Invented by MIT Professor Carlo Ratti, the Scribit is a new robot drawing machine that creates text and images using erasable inks. The project’s creators bill it as a useful tool in work environments as well as an easy and interchangeable way to decorate one’s home.
Reminds me of that turtle from years ago. But perhaps you want something with a little more artistic pretentiousness?
A gigantic helium-filled and charcoal-studded sphere covers rooms with unpredictable designs
The artist describes ADA in a statement: “The globe put in action fabricates a composition of lines and points, which remain incalculable in their intensity, expression, and form however hard the visitor tries to control ADA, to drive her, to domesticate her. Whatever he tries out, he would notice very soon, that ADA is an independent performer, studding the originally white walls with drawings and signs.”

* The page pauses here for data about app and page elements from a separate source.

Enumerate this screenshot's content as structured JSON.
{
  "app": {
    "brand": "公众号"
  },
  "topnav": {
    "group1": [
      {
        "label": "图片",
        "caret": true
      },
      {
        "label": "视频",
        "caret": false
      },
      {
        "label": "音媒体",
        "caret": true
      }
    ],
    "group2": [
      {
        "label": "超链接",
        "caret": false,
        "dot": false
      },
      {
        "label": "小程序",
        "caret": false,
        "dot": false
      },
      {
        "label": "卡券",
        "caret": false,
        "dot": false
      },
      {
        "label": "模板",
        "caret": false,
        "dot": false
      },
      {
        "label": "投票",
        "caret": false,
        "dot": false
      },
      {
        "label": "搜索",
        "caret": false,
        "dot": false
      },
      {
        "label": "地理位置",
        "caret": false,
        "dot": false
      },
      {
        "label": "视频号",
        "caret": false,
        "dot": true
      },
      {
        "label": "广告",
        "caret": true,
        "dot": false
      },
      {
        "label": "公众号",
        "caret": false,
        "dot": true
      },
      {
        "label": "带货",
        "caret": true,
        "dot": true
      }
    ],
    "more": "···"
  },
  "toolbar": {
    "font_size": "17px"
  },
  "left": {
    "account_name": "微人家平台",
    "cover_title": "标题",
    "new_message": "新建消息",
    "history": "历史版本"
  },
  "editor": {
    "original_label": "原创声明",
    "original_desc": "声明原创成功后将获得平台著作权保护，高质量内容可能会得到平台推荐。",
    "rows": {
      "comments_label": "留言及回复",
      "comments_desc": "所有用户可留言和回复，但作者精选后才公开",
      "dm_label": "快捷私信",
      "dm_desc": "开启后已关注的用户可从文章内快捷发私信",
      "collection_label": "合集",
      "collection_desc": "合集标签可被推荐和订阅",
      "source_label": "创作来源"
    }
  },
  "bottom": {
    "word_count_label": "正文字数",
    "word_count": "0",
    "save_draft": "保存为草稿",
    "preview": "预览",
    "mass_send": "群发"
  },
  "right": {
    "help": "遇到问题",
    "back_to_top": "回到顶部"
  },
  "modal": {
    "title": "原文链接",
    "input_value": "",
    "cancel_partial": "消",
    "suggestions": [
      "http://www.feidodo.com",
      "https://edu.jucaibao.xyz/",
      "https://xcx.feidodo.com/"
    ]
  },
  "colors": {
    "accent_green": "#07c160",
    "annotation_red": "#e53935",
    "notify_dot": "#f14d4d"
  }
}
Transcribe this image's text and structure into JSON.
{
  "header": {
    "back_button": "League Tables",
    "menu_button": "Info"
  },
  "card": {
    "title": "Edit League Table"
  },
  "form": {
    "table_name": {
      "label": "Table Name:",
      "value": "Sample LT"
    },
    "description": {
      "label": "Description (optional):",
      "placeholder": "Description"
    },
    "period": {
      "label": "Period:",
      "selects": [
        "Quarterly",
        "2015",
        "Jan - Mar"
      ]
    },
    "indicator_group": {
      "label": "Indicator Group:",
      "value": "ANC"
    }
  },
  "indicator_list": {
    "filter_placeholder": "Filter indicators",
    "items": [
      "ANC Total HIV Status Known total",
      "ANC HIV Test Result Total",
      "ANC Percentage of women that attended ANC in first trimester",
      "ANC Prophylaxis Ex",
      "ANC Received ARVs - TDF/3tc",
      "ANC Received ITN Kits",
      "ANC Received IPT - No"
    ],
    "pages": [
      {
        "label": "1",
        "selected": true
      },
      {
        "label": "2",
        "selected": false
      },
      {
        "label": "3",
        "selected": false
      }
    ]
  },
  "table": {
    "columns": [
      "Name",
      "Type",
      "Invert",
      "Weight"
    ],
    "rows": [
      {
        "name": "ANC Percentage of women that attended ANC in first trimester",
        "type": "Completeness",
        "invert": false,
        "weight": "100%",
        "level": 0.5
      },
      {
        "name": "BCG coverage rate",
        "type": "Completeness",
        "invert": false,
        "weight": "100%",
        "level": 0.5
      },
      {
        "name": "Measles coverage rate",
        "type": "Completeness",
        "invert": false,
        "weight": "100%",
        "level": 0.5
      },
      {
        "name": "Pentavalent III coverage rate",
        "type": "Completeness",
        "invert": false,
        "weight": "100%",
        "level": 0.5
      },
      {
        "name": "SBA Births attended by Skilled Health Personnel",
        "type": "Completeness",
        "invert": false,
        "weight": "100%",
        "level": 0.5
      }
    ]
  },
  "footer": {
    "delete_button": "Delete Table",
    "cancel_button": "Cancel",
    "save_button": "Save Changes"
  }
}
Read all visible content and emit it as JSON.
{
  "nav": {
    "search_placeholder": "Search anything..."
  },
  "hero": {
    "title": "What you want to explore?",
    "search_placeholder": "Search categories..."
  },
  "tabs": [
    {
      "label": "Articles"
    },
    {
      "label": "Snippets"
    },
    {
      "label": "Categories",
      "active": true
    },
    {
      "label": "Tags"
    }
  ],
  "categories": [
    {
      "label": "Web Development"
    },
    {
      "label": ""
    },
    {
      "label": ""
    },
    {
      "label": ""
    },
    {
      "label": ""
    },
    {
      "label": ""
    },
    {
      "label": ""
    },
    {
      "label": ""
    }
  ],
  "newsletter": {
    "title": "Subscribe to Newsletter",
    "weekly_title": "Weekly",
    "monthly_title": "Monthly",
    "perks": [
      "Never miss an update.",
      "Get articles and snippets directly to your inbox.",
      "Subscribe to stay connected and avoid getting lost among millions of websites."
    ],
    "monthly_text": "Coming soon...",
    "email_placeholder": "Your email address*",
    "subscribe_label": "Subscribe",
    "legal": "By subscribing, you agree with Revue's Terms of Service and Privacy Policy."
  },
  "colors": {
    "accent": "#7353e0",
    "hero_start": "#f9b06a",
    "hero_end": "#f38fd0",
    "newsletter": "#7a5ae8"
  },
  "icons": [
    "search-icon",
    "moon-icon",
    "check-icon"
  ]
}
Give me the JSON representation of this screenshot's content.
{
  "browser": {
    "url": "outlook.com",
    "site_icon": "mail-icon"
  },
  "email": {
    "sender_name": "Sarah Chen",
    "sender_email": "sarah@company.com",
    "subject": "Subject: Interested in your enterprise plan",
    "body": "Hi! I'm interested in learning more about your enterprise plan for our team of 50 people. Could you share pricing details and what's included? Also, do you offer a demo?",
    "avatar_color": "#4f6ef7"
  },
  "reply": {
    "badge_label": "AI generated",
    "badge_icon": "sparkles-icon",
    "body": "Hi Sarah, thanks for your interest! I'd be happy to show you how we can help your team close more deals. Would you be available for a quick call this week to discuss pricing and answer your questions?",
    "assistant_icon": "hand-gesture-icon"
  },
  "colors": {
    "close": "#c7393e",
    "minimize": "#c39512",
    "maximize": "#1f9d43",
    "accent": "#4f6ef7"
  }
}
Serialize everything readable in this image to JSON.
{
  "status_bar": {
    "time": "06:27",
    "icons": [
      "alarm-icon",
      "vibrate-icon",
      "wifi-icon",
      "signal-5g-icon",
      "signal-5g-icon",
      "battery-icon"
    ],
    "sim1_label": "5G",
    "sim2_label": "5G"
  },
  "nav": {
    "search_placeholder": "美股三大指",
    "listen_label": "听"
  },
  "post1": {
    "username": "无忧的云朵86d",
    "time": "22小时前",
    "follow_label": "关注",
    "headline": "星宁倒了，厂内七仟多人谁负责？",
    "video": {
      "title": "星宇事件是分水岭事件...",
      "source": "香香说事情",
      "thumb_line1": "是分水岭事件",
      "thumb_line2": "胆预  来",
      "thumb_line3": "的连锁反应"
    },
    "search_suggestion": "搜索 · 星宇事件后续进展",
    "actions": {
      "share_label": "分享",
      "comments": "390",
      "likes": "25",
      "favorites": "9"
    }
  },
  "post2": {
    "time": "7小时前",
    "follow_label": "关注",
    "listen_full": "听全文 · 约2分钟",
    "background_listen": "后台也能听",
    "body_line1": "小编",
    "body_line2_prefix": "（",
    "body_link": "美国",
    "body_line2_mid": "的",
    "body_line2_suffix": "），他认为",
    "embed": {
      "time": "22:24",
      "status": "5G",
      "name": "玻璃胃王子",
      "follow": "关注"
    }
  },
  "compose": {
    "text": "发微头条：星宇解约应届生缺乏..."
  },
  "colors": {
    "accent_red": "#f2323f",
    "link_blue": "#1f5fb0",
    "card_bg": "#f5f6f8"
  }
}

ADA at Muffathalle
Quentin Blake draws and tells the story of Lester and friends.
Can’t imagine one without the other. And his drawing style is just so fluid and effortless.
“Splayed across a giant paper canvas with pieces of charcoal firmly grasped in each hand, Heather Hansen begins a grueling physical routine atop a sizeable paper canvas. Her body contorts into carefully choreographed gestures as her writing implements grate across the floor, the long trails resulting in a permanent recording of her physical movements.”
This looked very familiar then I realised that there’s some student artwork on the wall in the next building that must have been inspired by this.
Elaborate new portraits drawn on vintage maps by Ed Fairburn
Using a wide variety of canvases including railroad blueprints, star charts, geological and street maps, Welsh artist Ed Fairburn uses additive and subtractive techniques to create portraits that seem perfectly integrated with the topography of streets, mountains and rivers.
Via Colossal, wonderful pen and ink drawings from Si Scott.